|Sunday Gospel||Mark 6:1-6|
Jesus went to his home town and his disciples accompanied him. With the coming of the sabbath he began teaching in the synagogue and most of them were astonished when they heard him. They said, ‘Where did the man get all this? What is this wisdom that has been granted him, and these miracles that are worked through him? This is the carpenter, surely, the son of Mary, the brother of James and Joset and Jude and Simon? His sisters, too, are they not here with us?’ And they would not accept him. And Jesus said to them, ‘A prophet is only despised in his own country, among his own relations and in his own house’; and he could work no miracle there, though he cured a few sick people by laying his hands on them. He was amazed at their lack of faith.
'when your heart gets broken you begin to see the cracks in everything. Tragedy may want to harden us but the mission is to never let it'
This Sunday we are hosting the Annual Shrewsbury Diocese APF Mass. It celebrates the support that the community of Shrewsbury gives to the APF; missionaries in parts of the world where to be a Christian, let alone Catholic, is a journey of conversion, courage, faith and the inspiring energy of the Holy Spirit.
The Missionaries who follow their vocation under hostile and challenging regimes live out the radical truth of the Gospel every day of their ministry; their focus has moved from the 'saving of souls' to living the 'Christ experience' in everything they do - in community, in eucharist, in living and praying.
It is true to say that when these Missionaries retire - they don't retire - they commute. Finding ways of supporting their ministry to return as volunteers; to stay involved with personal projects. They don't find 'coming home' comfortable - they have got used to having sand in their shoes. And they are not always comfortable to be around.

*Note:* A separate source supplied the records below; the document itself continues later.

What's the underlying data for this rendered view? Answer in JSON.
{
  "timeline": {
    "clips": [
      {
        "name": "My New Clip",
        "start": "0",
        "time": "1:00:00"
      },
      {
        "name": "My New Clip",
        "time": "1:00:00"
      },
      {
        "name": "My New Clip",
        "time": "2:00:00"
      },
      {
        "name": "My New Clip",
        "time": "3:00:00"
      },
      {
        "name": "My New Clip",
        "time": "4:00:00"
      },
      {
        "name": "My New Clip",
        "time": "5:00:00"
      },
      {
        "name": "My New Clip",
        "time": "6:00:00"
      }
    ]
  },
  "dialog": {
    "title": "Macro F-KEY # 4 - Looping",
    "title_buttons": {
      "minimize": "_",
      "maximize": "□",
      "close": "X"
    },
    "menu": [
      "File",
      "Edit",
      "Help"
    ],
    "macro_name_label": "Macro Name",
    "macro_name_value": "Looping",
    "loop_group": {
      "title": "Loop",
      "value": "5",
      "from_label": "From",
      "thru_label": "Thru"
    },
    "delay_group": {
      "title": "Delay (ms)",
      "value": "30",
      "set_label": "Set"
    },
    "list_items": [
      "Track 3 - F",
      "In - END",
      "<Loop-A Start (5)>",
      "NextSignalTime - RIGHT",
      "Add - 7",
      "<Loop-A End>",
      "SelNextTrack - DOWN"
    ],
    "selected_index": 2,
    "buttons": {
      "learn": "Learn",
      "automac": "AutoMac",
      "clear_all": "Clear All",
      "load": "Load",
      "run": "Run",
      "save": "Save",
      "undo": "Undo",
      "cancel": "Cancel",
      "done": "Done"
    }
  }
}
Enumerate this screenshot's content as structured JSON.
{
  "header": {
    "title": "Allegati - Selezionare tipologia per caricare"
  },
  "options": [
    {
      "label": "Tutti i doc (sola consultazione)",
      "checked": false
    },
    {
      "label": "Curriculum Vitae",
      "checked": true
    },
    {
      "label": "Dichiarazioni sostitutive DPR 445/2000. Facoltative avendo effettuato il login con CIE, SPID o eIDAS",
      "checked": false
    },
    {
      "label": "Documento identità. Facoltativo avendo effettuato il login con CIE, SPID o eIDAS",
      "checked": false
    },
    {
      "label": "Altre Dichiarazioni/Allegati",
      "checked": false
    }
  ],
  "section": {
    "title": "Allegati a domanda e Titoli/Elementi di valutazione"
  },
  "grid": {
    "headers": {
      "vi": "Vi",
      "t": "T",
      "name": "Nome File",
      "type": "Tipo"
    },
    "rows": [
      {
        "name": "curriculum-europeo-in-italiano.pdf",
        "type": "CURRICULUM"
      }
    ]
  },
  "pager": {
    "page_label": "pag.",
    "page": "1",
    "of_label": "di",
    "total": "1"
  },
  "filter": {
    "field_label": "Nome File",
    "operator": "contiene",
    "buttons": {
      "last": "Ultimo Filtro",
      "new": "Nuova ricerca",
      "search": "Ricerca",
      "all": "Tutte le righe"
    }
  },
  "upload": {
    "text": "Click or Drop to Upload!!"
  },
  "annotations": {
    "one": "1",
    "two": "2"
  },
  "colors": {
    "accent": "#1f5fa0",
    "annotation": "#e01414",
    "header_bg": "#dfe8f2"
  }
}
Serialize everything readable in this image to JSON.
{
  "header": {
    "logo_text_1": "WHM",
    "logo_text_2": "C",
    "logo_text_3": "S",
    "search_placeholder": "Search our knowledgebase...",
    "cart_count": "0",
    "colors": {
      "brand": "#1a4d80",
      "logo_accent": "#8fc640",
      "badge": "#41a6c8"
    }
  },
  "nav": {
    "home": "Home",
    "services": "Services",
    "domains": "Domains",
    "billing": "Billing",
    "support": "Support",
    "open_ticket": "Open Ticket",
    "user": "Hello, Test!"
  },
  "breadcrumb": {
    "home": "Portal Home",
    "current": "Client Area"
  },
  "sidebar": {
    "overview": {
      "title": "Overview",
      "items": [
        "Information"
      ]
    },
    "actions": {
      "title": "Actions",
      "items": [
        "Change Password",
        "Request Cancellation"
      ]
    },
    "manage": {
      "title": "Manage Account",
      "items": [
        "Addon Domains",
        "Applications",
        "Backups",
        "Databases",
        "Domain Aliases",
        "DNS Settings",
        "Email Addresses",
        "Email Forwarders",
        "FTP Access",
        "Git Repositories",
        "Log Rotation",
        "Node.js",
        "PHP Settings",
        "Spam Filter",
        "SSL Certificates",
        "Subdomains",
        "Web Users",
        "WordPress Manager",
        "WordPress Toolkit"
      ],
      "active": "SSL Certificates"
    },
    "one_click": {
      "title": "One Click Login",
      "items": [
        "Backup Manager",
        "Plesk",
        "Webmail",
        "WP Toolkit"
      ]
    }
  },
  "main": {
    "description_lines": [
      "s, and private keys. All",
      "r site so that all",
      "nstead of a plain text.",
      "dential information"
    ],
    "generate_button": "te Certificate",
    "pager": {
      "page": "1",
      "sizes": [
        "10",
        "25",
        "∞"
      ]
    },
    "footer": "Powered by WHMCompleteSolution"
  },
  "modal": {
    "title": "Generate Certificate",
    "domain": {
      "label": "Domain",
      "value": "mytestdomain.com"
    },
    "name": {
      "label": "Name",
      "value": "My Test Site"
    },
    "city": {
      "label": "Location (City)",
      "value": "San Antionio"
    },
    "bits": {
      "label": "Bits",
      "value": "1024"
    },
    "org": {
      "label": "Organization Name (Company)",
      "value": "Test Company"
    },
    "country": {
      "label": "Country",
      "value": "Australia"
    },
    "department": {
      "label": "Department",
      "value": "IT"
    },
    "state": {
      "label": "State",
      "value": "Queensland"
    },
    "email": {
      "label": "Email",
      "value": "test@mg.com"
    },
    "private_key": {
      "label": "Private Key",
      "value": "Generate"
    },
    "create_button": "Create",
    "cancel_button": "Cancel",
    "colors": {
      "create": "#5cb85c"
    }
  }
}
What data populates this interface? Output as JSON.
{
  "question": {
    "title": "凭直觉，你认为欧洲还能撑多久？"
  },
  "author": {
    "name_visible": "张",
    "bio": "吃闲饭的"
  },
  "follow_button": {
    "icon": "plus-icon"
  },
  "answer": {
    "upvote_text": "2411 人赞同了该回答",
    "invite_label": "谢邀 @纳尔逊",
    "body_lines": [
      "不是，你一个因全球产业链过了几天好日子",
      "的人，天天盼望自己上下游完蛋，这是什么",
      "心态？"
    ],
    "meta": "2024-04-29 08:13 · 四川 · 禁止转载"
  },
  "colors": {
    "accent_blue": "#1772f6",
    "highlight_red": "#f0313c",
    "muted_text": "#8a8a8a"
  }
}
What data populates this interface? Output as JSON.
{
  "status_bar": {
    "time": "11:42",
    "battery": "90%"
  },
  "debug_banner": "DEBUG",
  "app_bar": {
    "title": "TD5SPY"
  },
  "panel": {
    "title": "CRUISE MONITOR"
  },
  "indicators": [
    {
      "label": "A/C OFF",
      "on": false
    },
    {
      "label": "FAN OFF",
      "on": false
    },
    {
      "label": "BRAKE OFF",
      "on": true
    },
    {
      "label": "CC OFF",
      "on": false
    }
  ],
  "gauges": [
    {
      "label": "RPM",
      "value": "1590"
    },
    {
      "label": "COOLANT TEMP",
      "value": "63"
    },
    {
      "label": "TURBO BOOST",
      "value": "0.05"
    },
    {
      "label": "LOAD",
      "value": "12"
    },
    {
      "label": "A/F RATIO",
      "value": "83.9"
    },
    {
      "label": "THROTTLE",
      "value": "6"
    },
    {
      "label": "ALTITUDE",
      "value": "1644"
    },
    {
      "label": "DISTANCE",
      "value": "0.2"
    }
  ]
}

Missionaries tend to have a lot of 'prophet' in their character. Prophets are not fortune tellers; their gift is paying attention; the unfavourable side of the gift is that reading the 'signs of the times' means needing to do something about it.
For friends and family, this is far more acceptable when the prophet is elsewhere. It is important to many people to feel in control of their lives; they don't need their motives questioned or their consciences pricked especially by one of their own. No-one appreciates their friend, cousin, next-door-neighbour telling them what is missing in their lives; the mirror is too honest that close to home.
That's what the world does; setting out what is acceptable and giving out authority on its own terms. To belong means playing the game, knowing the rules and knowing your place.
If we take following Jesus seriously it will be hard. His rules are few but insistent and give no mind to hierarchy. We will be criticised as an amateur, a do-gooder, a busybody. But when we are called, we cannot deny it and we have to do, tell, be – no matter what.
I was asked recently where this unworldly attitude came from? Why anyone would continually 'give' themselves away despite the criticism, exclusion and the discomfort of not fitting in?
A week and a Gospel later I would say not only should we give ourselves away but that what we give away should be the very best of ourselves. And to do that, means to find the voice; the place and the people where we belong. That place may still have its challenges and its discomforts - may have more.
But if we are called then we will be missionaries, pilgrims and prophets in other lands.
'a church, taking on the mission of Jesus, does not judge humanity, but loves it'